──────── Available records

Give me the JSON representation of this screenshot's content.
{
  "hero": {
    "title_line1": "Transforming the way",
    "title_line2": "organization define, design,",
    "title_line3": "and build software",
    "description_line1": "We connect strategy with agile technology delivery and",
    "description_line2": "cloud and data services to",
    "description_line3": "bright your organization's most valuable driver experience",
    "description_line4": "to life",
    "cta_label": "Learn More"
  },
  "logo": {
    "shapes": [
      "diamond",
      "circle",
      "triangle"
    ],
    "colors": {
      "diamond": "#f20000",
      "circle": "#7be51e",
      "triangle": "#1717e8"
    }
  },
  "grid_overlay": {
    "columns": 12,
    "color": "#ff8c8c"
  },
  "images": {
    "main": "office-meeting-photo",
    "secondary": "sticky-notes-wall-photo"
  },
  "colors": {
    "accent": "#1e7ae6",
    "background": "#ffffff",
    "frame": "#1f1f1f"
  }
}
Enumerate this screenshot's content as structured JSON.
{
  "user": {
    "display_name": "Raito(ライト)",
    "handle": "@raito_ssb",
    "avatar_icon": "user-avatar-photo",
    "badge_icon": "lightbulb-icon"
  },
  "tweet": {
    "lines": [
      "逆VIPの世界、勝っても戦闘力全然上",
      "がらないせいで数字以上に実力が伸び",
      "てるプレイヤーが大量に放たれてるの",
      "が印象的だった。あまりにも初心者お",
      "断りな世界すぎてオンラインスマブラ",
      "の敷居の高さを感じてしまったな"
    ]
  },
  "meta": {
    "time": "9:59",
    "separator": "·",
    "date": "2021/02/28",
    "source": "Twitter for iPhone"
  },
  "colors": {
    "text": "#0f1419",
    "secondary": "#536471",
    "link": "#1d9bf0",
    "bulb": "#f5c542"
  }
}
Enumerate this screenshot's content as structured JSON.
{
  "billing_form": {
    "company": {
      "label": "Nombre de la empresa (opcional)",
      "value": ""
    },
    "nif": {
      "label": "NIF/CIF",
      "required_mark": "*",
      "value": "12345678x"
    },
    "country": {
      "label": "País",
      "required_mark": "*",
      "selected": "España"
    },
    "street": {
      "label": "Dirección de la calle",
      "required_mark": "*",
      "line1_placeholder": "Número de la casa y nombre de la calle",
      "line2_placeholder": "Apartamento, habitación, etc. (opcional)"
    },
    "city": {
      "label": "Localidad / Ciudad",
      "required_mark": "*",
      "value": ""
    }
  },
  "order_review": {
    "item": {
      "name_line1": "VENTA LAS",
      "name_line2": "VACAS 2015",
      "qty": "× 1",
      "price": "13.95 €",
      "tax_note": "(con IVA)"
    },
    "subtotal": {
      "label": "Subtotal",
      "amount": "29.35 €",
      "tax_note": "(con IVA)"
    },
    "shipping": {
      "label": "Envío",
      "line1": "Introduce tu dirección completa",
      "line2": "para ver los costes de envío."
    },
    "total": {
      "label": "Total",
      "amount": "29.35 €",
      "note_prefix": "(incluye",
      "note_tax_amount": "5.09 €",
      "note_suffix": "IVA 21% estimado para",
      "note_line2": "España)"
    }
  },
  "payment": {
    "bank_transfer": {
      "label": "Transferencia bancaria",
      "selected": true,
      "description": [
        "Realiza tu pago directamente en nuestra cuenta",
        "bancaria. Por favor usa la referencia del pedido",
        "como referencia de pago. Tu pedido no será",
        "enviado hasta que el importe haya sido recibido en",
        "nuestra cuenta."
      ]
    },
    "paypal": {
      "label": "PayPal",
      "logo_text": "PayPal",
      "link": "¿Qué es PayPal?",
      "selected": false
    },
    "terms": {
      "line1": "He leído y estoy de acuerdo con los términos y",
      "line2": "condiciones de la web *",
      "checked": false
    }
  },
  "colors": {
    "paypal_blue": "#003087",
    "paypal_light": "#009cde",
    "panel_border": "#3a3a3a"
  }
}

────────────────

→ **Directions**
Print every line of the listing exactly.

→ **Result below**
Give me the JSON representation of this screenshot's content.
{
  "hero": {
    "title_line1": "Transforming the way",
    "title_line2": "organization define, design,",
    "title_line3": "and build software",
    "description_line1": "We connect strategy with agile technology delivery and",
    "description_line2": "cloud and data services to",
    "description_line3": "bright your organization's most valuable driver experience",
    "description_line4": "to life",
    "cta_label": "Learn More"
  },
  "logo": {
    "shapes": [
      "diamond",
      "circle",
      "triangle"
    ],
    "colors": {
      "diamond": "#f20000",
      "circle": "#7be51e",
      "triangle": "#1717e8"
    }
  },
  "grid_overlay": {
    "columns": 12,
    "color": "#ff8c8c"
  },
  "images": {
    "main": "office-meeting-photo",
    "secondary": "sticky-notes-wall-photo"
  },
  "colors": {
    "accent": "#1e7ae6",
    "background": "#ffffff",
    "frame": "#1f1f1f"
  }
}
Enumerate this screenshot's content as structured JSON.
{
  "user": {
    "display_name": "Raito(ライト)",
    "handle": "@raito_ssb",
    "avatar_icon": "user-avatar-photo",
    "badge_icon": "lightbulb-icon"
  },
  "tweet": {
    "lines": [
      "逆VIPの世界、勝っても戦闘力全然上",
      "がらないせいで数字以上に実力が伸び",
      "てるプレイヤーが大量に放たれてるの",
      "が印象的だった。あまりにも初心者お",
      "断りな世界すぎてオンラインスマブラ",
      "の敷居の高さを感じてしまったな"
    ]
  },
  "meta": {
    "time": "9:59",
    "separator": "·",
    "date": "2021/02/28",
    "source": "Twitter for iPhone"
  },
  "colors": {
    "text": "#0f1419",
    "secondary": "#536471",
    "link": "#1d9bf0",
    "bulb": "#f5c542"
  }
}
Enumerate this screenshot's content as structured JSON.
{
  "billing_form": {
    "company": {
      "label": "Nombre de la empresa (opcional)",
      "value": ""
    },
    "nif": {
      "label": "NIF/CIF",
      "required_mark": "*",
      "value": "12345678x"
    },
    "country": {
      "label": "País",
      "required_mark": "*",
      "selected": "España"
    },
    "street": {
      "label": "Dirección de la calle",
      "required_mark": "*",
      "line1_placeholder": "Número de la casa y nombre de la calle",
      "line2_placeholder": "Apartamento, habitación, etc. (opcional)"
    },
    "city": {
      "label": "Localidad / Ciudad",
      "required_mark": "*",
      "value": ""
    }
  },
  "order_review": {
    "item": {
      "name_line1": "VENTA LAS",
      "name_line2": "VACAS 2015",
      "qty": "× 1",
      "price": "13.95 €",
      "tax_note": "(con IVA)"
    },
    "subtotal": {
      "label": "Subtotal",
      "amount": "29.35 €",
      "tax_note": "(con IVA)"
    },
    "shipping": {
      "label": "Envío",
      "line1": "Introduce tu dirección completa",
      "line2": "para ver los costes de envío."
    },
    "total": {
      "label": "Total",
      "amount": "29.35 €",
      "note_prefix": "(incluye",
      "note_tax_amount": "5.09 €",
      "note_suffix": "IVA 21% estimado para",
      "note_line2": "España)"
    }
  },
  "payment": {
    "bank_transfer": {
      "label": "Transferencia bancaria",
      "selected": true,
      "description": [
        "Realiza tu pago directamente en nuestra cuenta",
        "bancaria. Por favor usa la referencia del pedido",
        "como referencia de pago. Tu pedido no será",
        "enviado hasta que el importe haya sido recibido en",
        "nuestra cuenta."
      ]
    },
    "paypal": {
      "label": "PayPal",
      "logo_text": "PayPal",
      "link": "¿Qué es PayPal?",
      "selected": false
    },
    "terms": {
      "line1": "He leído y estoy de acuerdo con los términos y",
      "line2": "condiciones de la web *",
      "checked": false
    }
  },
  "colors": {
    "paypal_blue": "#003087",
    "paypal_light": "#009cde",
    "panel_border": "#3a3a3a"
  }
}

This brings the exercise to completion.